The UNDRIP is a non-legally binding human rights instrument which affirms universal standards for the survival, dignity, and well-being of all Indigenous Peoples. It provides a framework for addressing indigenous issues and was adopted by the United Nations in 2007, with the United States as one of only four countries, along with Australia, New Zealand, and Canada, that voted against the Declaration. Australia and New Zealand reversed their initial positions, and on November 12, Canada announced its endorsement of the Declaration as well.
In April 2010, the United States announced it would formally review its position on UNDRIP. Led by the State Department, the Administration held a series of tribal and NGO consultations to review what endorsement of the international human rights declaration would mean for Indigenous populations in the U.S. We are grateful to the Administration for their commitment to ensuring the ongoing engagement and consultation of tribal leaders, federally recognized tribes, and other interested stakeholders throughout this process.
This is a tremendous and long-overdue victory for American Indians in the U.S. – by endorsing the UNDRIP, the U.S. government is affirming its commitment to protecting the rights of Indigenous peoples, both at home and abroad.
A huge congratulation to all of our Native American and Alaska Native partners and friends for this long-awaited and well-deserved victory!
And a deep and heartfelt thank you to ALL of our activists and supporters who took action to let President Obama know that you support indigenous rights – without your action, support and commitment, this would not have been possible.

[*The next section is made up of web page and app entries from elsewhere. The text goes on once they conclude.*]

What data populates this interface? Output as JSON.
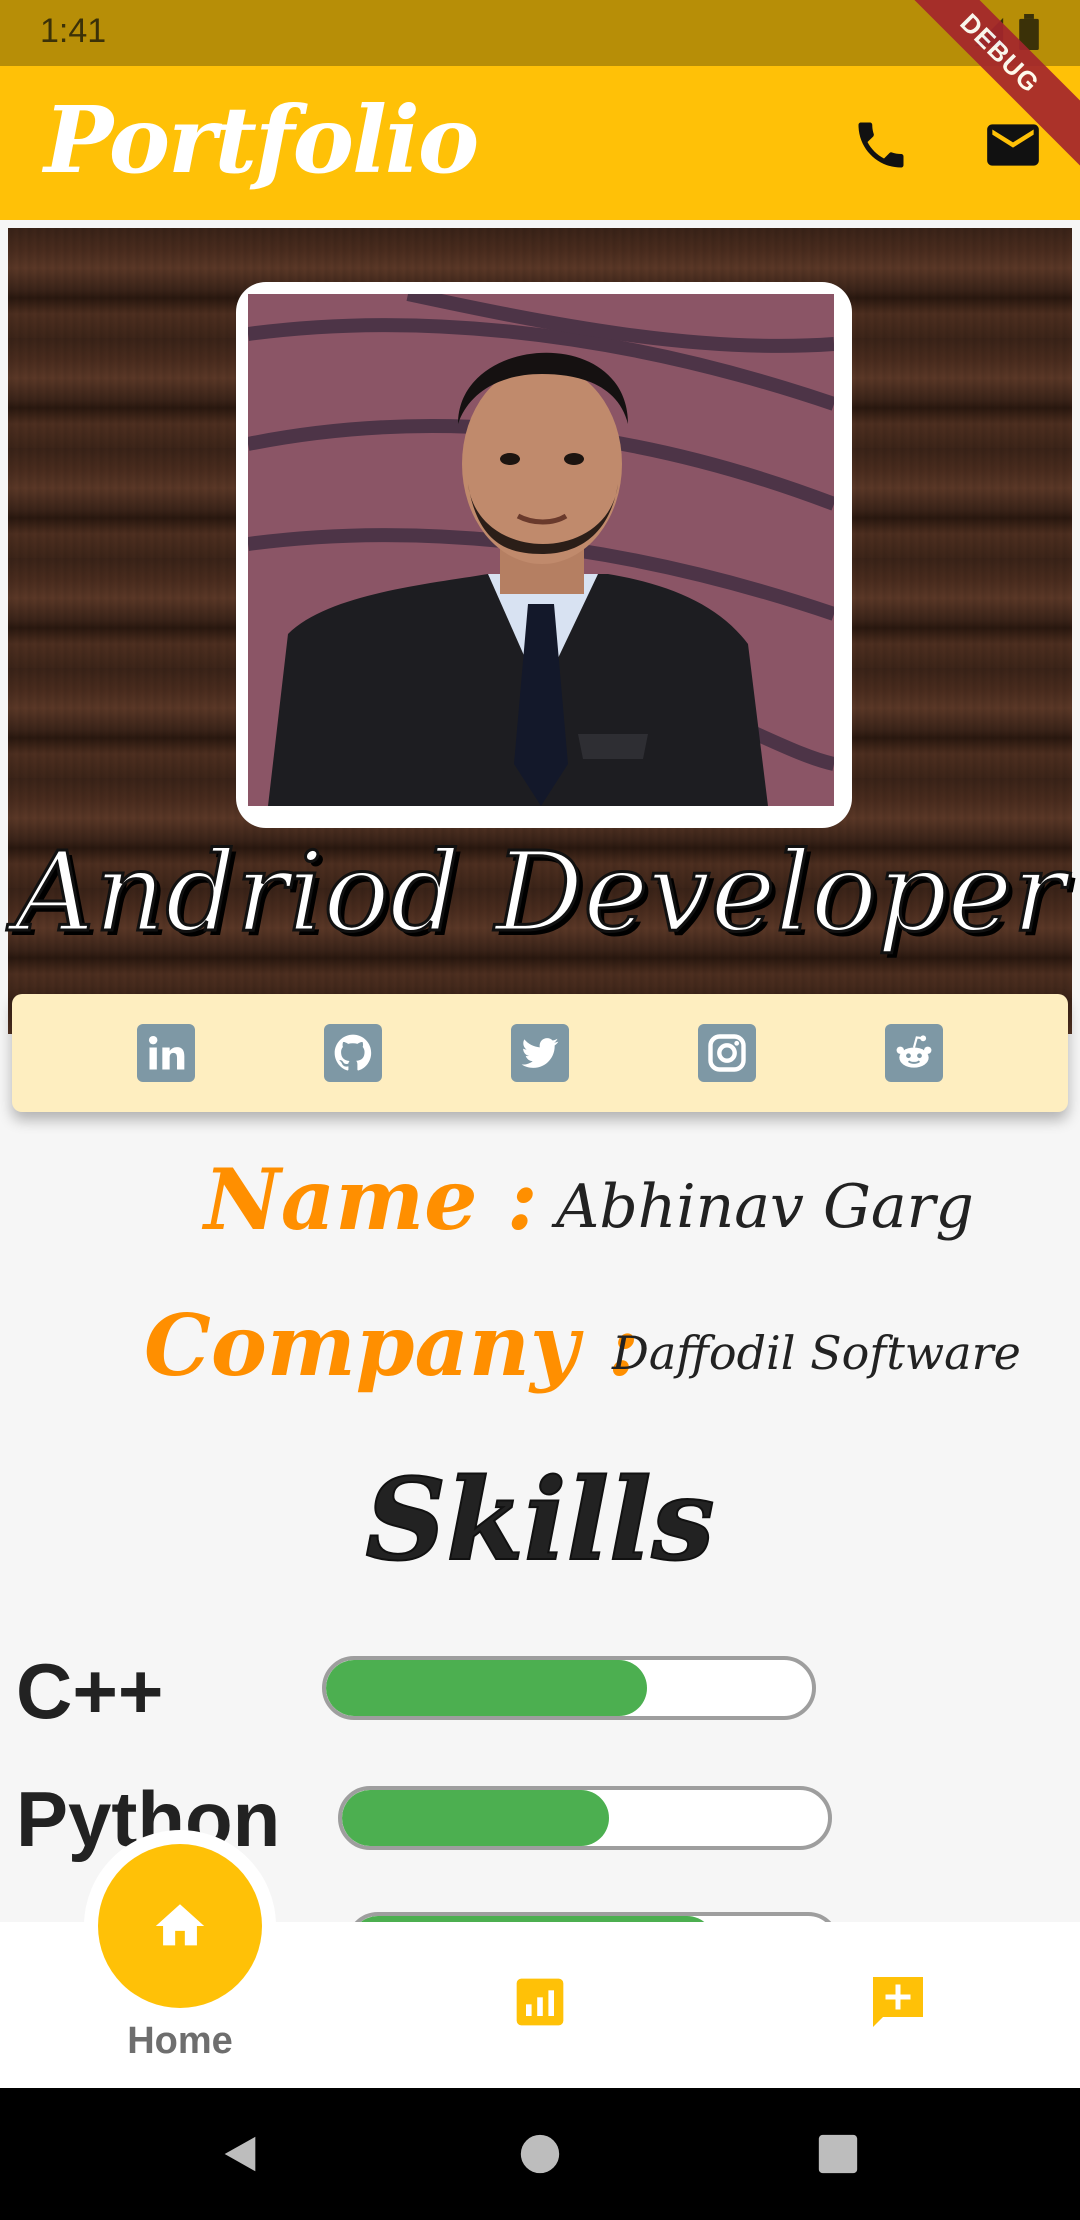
{
  "status": {
    "time": "1:41"
  },
  "debug_banner": "DEBUG",
  "appbar": {
    "title": "Portfolio",
    "icons": [
      "phone-icon",
      "mail-icon"
    ]
  },
  "hero": {
    "title": "Andriod Developer"
  },
  "social": [
    "linkedin-icon",
    "github-icon",
    "twitter-icon",
    "instagram-icon",
    "reddit-icon"
  ],
  "info": {
    "name_label": "Name  :",
    "name_value": "Abhinav Garg",
    "company_label": "Company  :",
    "company_value": "Daffodil Software"
  },
  "skills": {
    "title": "Skills",
    "items": [
      {
        "label": "C++",
        "level": 0.66
      },
      {
        "label": "Python",
        "level": 0.55
      }
    ]
  },
  "bottom_nav": {
    "home_label": "Home",
    "icons": [
      "home-icon",
      "chart-icon",
      "add-comment-icon"
    ]
  },
  "colors": {
    "accent": "#ffc107",
    "label_orange": "#ff8f00",
    "skill_fill": "#4caf50"
  }
}
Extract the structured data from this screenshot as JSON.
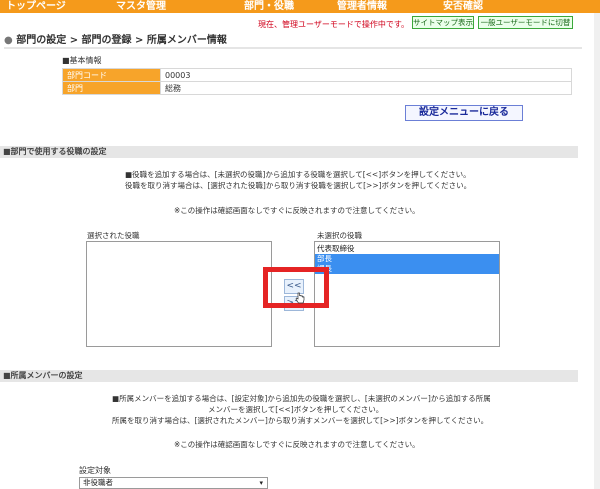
{
  "nav": {
    "items": [
      "トップページ",
      "マスタ管理",
      "部門・役職",
      "管理者情報",
      "安否確認"
    ]
  },
  "mode": {
    "status_text": "現在、管理ユーザーモードで操作中です。",
    "sitemap_label": "サイトマップ表示",
    "switch_label": "一般ユーザーモードに切替"
  },
  "breadcrumb": {
    "bullet": "●",
    "text": "部門の設定 > 部門の登録 > 所属メンバー情報"
  },
  "basic_info": {
    "title": "■基本情報",
    "rows": [
      {
        "label": "部門コード",
        "value": "00003"
      },
      {
        "label": "部門",
        "value": "総務"
      }
    ],
    "back_button": "設定メニューに戻る"
  },
  "roles_section": {
    "title": "■部門で使用する役職の設定",
    "instruction_1": "■役職を追加する場合は、[未選択の役職]から追加する役職を選択して[<<]ボタンを押してください。",
    "instruction_2": "役職を取り消す場合は、[選択された役職]から取り消す役職を選択して[>>]ボタンを押してください。",
    "note": "※この操作は確認画面なしですぐに反映されますので注意してください。",
    "selected_label": "選択された役職",
    "unselected_label": "未選択の役職",
    "unselected_options": [
      {
        "text": "代表取締役",
        "selected": false
      },
      {
        "text": "部長",
        "selected": true
      },
      {
        "text": "課長",
        "selected": true
      }
    ],
    "add_button": "<<",
    "remove_button": ">>"
  },
  "members_section": {
    "title": "■所属メンバーの設定",
    "instruction_1": "■所属メンバーを追加する場合は、[設定対象]から追加先の役職を選択し、[未選択のメンバー]から追加する所属",
    "instruction_2": "メンバーを選択して[<<]ボタンを押してください。",
    "instruction_3": "所属を取り消す場合は、[選択されたメンバー]から取り消すメンバーを選択して[>>]ボタンを押してください。",
    "note": "※この操作は確認画面なしですぐに反映されますので注意してください。",
    "target_label": "設定対象",
    "target_value": "非役職者",
    "caret": "▾"
  },
  "colors": {
    "nav": "#f59a1b",
    "label_cell": "#f7a42a",
    "highlight": "#e52424",
    "selected_option": "#3b8ff0"
  }
}
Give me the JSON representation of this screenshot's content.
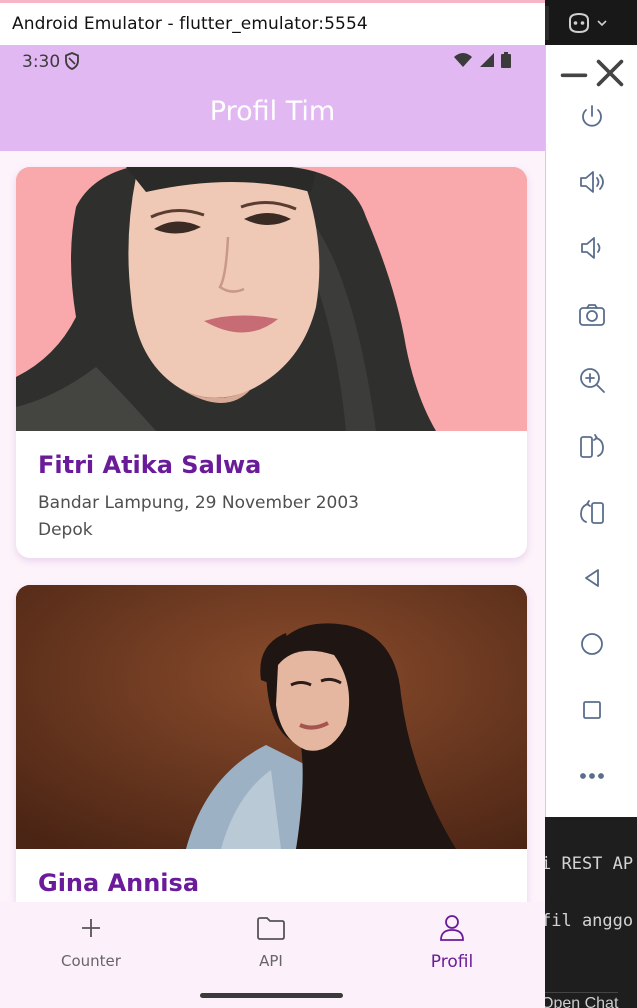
{
  "window": {
    "title": "Android Emulator - flutter_emulator:5554"
  },
  "status_bar": {
    "time": "3:30"
  },
  "app_bar": {
    "title": "Profil Tim"
  },
  "profiles": [
    {
      "name": "Fitri Atika Salwa",
      "birth": "Bandar Lampung, 29 November 2003",
      "city": "Depok",
      "photo_bg": "#f9a8ab"
    },
    {
      "name": "Gina Annisa",
      "photo_bg": "#6b3a22"
    }
  ],
  "bottom_nav": {
    "items": [
      {
        "label": "Counter",
        "icon": "plus-icon"
      },
      {
        "label": "API",
        "icon": "folder-icon"
      },
      {
        "label": "Profil",
        "icon": "person-icon"
      }
    ],
    "active": "Profil"
  },
  "emulator_tools": [
    "power-icon",
    "volume-up-icon",
    "volume-down-icon",
    "camera-icon",
    "zoom-icon",
    "rotate-left-icon",
    "rotate-right-icon",
    "back-icon",
    "home-icon",
    "overview-icon",
    "more-icon"
  ],
  "ide_snippets": {
    "line1": "i REST AP",
    "line2": "fil anggo",
    "line3": "Open Chat"
  },
  "colors": {
    "accent": "#6a1b9a",
    "app_bar": "#e2b8f2",
    "background": "#fdf4fb"
  }
}
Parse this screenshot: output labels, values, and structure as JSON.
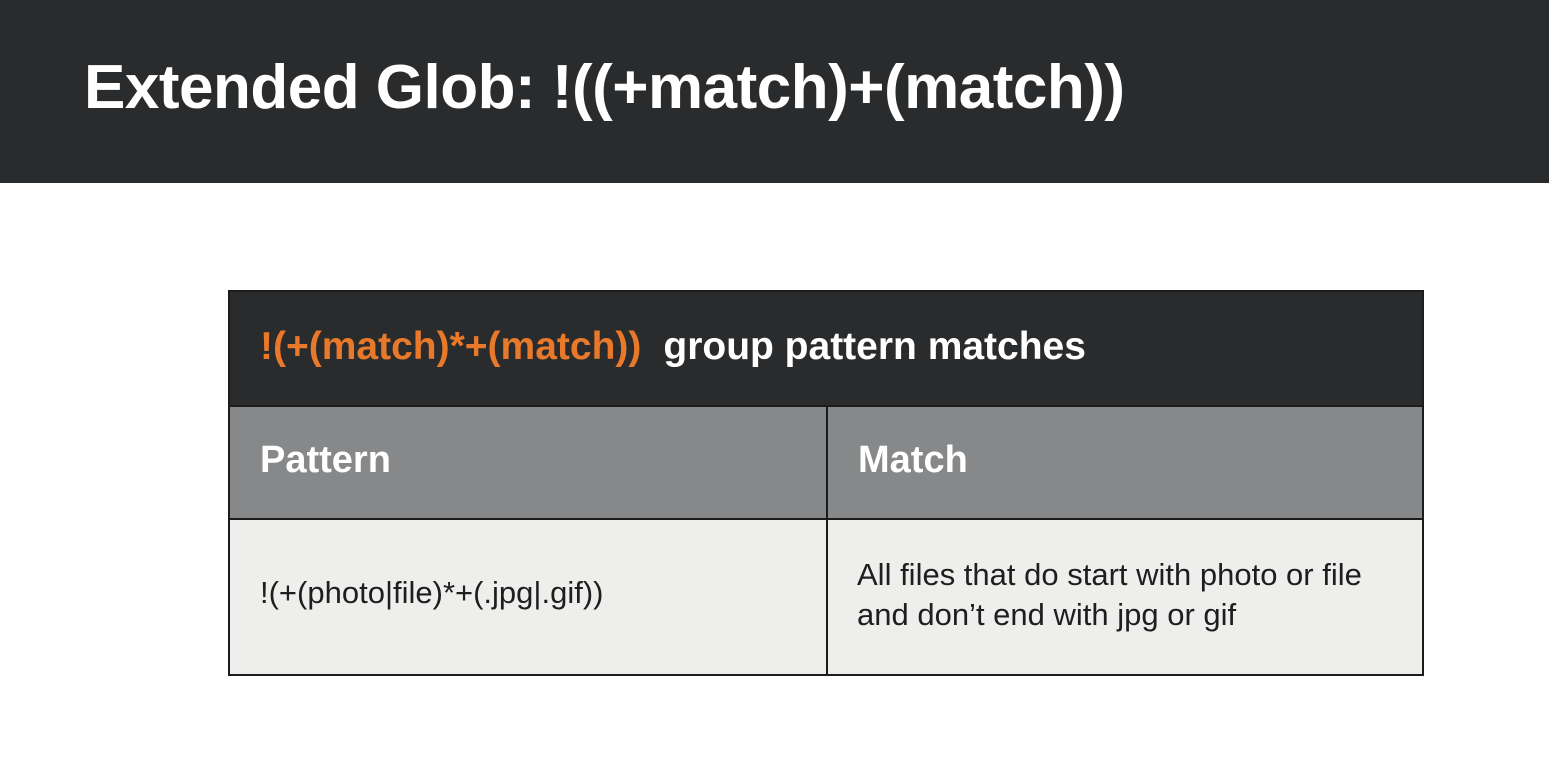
{
  "title": "Extended Glob: !((+match)+(match))",
  "table": {
    "caption_pattern": "!(+(match)*+(match))",
    "caption_label": "group pattern matches",
    "columns": [
      "Pattern",
      "Match"
    ],
    "rows": [
      {
        "pattern": "!(+(photo|file)*+(.jpg|.gif))",
        "match": "All files that do start with photo or file and don’t end with jpg or gif"
      }
    ]
  },
  "colors": {
    "header_background": "#2a2b2c",
    "accent": "#e8792a",
    "column_header_background": "#878889",
    "cell_background": "#eeeeed"
  }
}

On November 12th, Canada joined the majority of the world in supporting the United Nations Declaration on the Rights of Indigenous Peoples (UNDRIP). The Declaration is a non-legally binding human rights instrument which affirms universal standards for the survival, dignity, and well-being of all Indigenous Peoples.
Adopted by the United Nations in 2007, the United States was one of four countries, along with Australia, New Zealand, and Australia, that voted against the Declaration. Australia and New Zealand reversed their initial positions, and now, with Canada’s endorsement, the United States remains the only country that has not yet endorsed the UNDRIP.
It is past-due time for the United States to endorse the UNDRIP. Unqualified support for the Declaration is fundamental to ensuring that the United States follows international human rights standards for Indigenous Peoples, who are among the most disadvantaged and vulnerable peoples in the world. In the United States, nearly 24% of indigenous people live in poverty. Endorsement of the Declaration is critical to demonstrating U.S. commitment to upholding the rights of, and addressing the issues faced by indigenous populations here at home.
In April 2010, the United States announced it would formally review its position on UNDRIP. While we are heartened by President Obama’s leadership in reviewing the U.S. position on the Declaration – we continue to urge that the United States endorse the UNDRIP immediately and without qualifications, affirming U.S. commitment to protecting the rights of Indigenous people both at home and abroad. Show President Obama your support for the UNDRIP by taking action NOW!
Eleni Orphanides contributed to this post.